Scan the data below for lines holding the word "Stir", and copy each line found.

** Page and application data records **
'''
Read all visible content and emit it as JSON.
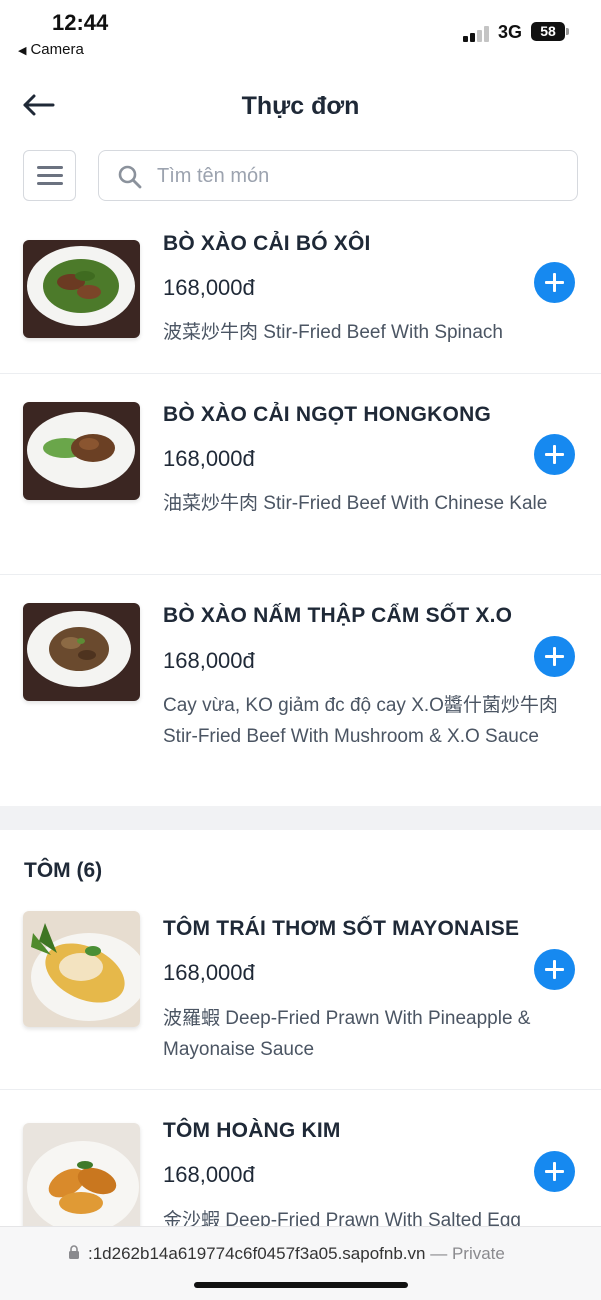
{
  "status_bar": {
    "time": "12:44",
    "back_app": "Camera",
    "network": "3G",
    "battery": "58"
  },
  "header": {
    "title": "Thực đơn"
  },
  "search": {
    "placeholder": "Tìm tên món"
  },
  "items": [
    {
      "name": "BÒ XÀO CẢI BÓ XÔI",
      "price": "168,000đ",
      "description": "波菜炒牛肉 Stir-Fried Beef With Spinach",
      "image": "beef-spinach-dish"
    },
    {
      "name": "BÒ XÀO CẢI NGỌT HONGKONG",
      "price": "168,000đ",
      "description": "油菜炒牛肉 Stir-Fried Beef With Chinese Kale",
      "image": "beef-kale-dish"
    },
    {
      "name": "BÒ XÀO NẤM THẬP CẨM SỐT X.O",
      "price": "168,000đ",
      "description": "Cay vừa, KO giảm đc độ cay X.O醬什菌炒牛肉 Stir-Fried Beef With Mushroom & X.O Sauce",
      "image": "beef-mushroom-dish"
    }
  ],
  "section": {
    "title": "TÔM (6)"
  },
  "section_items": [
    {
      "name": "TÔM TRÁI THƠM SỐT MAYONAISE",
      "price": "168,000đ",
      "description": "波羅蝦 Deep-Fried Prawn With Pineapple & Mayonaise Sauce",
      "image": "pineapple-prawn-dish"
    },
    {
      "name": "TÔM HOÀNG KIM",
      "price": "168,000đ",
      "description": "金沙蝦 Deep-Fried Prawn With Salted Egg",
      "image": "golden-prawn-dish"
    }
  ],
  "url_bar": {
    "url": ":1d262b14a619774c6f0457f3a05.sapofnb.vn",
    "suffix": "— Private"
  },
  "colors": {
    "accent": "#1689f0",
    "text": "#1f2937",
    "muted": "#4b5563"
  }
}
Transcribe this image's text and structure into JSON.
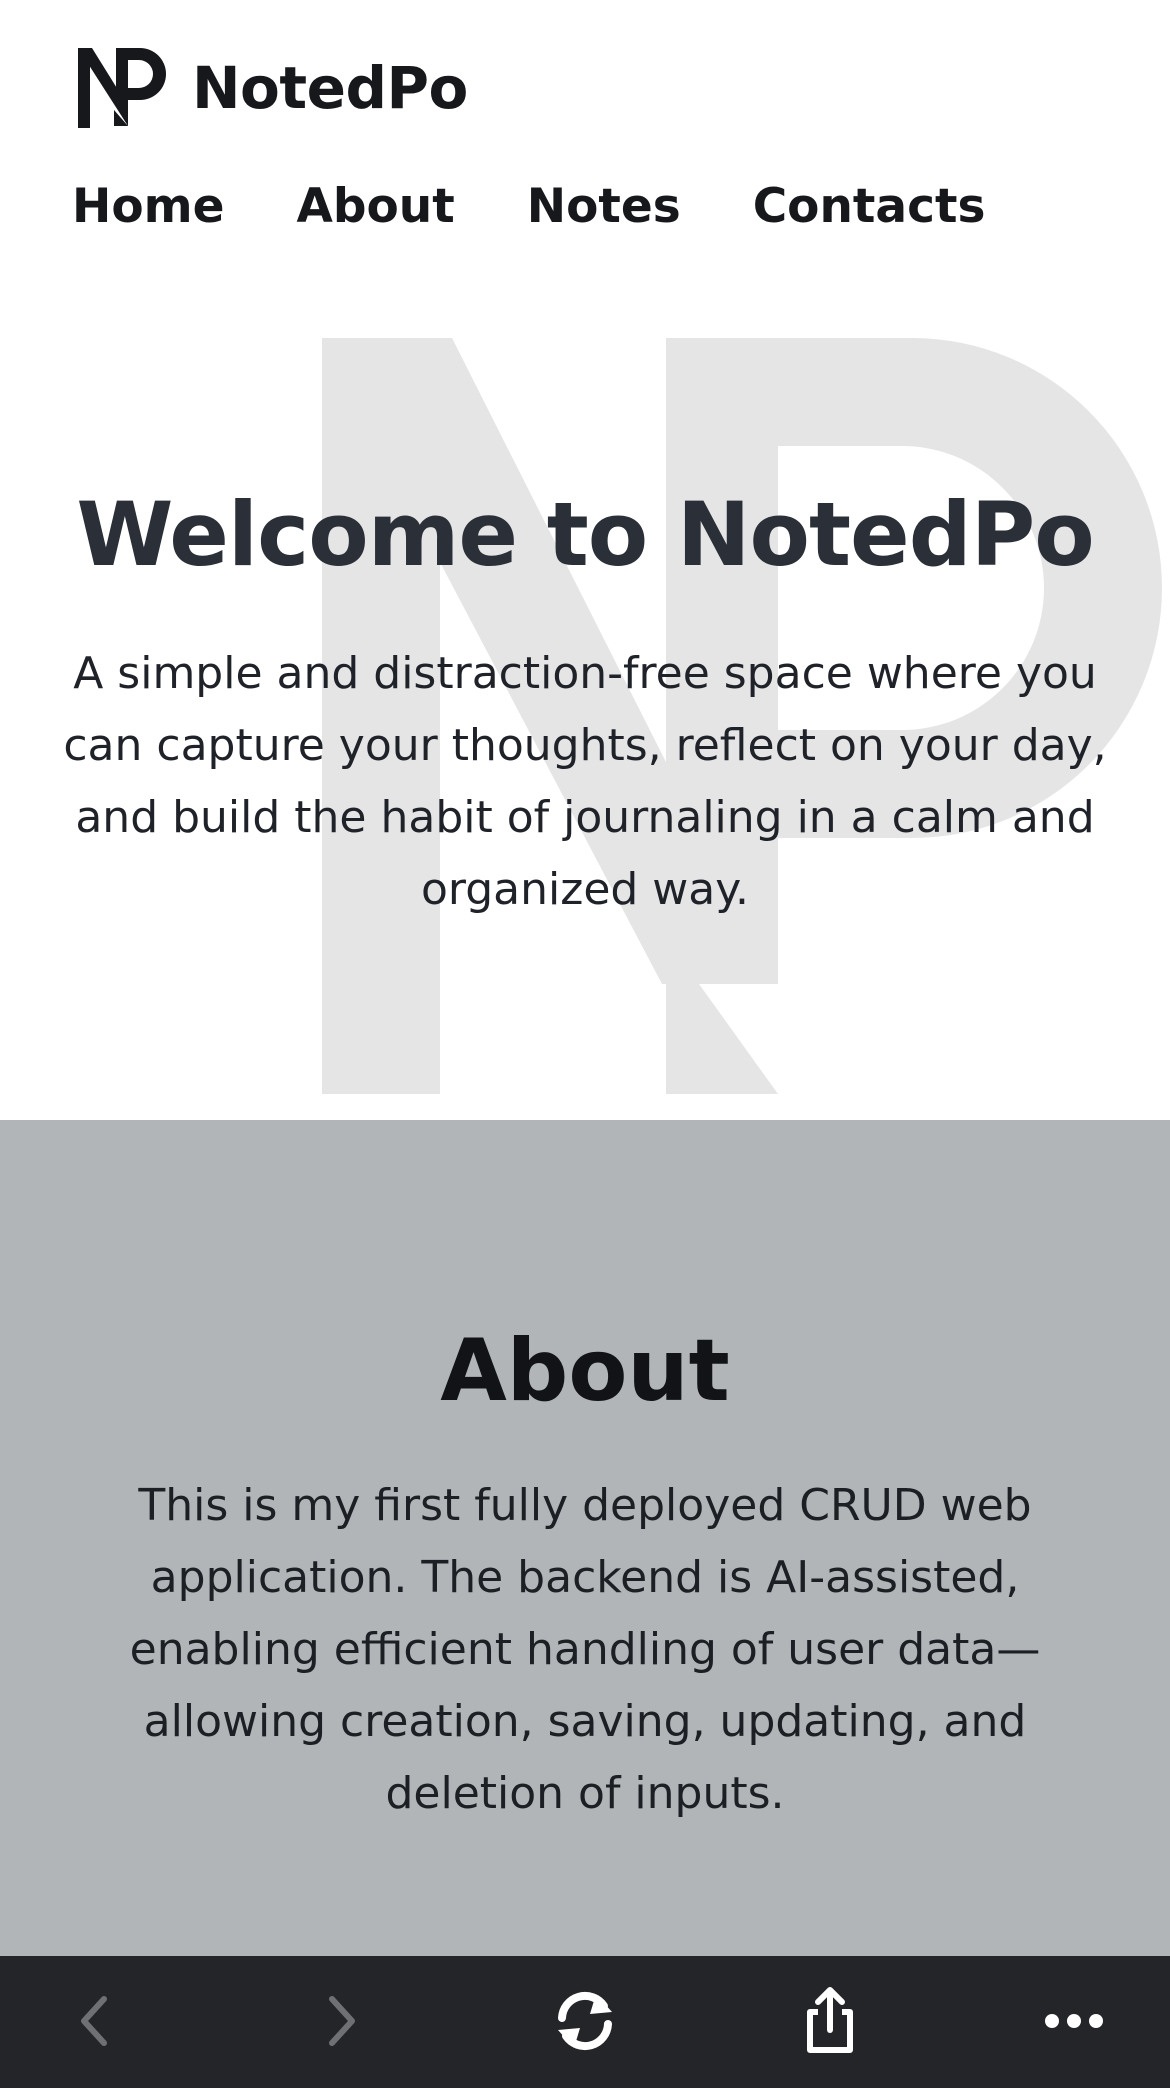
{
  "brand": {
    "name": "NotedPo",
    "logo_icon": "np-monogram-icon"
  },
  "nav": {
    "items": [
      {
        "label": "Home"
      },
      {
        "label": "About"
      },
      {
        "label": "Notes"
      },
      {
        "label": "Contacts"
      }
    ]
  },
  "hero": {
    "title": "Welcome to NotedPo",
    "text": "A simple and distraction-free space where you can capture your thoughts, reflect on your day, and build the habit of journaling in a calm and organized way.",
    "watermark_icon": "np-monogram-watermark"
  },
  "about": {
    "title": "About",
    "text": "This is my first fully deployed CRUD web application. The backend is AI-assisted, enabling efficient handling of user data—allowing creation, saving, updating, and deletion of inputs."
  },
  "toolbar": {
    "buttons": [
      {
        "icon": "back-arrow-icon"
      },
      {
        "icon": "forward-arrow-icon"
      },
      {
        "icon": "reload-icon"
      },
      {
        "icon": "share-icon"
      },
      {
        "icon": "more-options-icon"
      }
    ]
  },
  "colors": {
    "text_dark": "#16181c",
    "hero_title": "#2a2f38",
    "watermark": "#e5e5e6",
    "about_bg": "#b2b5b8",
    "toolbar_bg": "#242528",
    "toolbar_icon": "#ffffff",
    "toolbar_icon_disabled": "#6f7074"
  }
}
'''
** Your solution **
      "description": "波菜炒牛肉 Stir-Fried Beef With Spinach",
      "description": "油菜炒牛肉 Stir-Fried Beef With Chinese Kale",
      "description": "Cay vừa, KO giảm đc độ cay X.O醬什菌炒牛肉 Stir-Fried Beef With Mushroom & X.O Sauce",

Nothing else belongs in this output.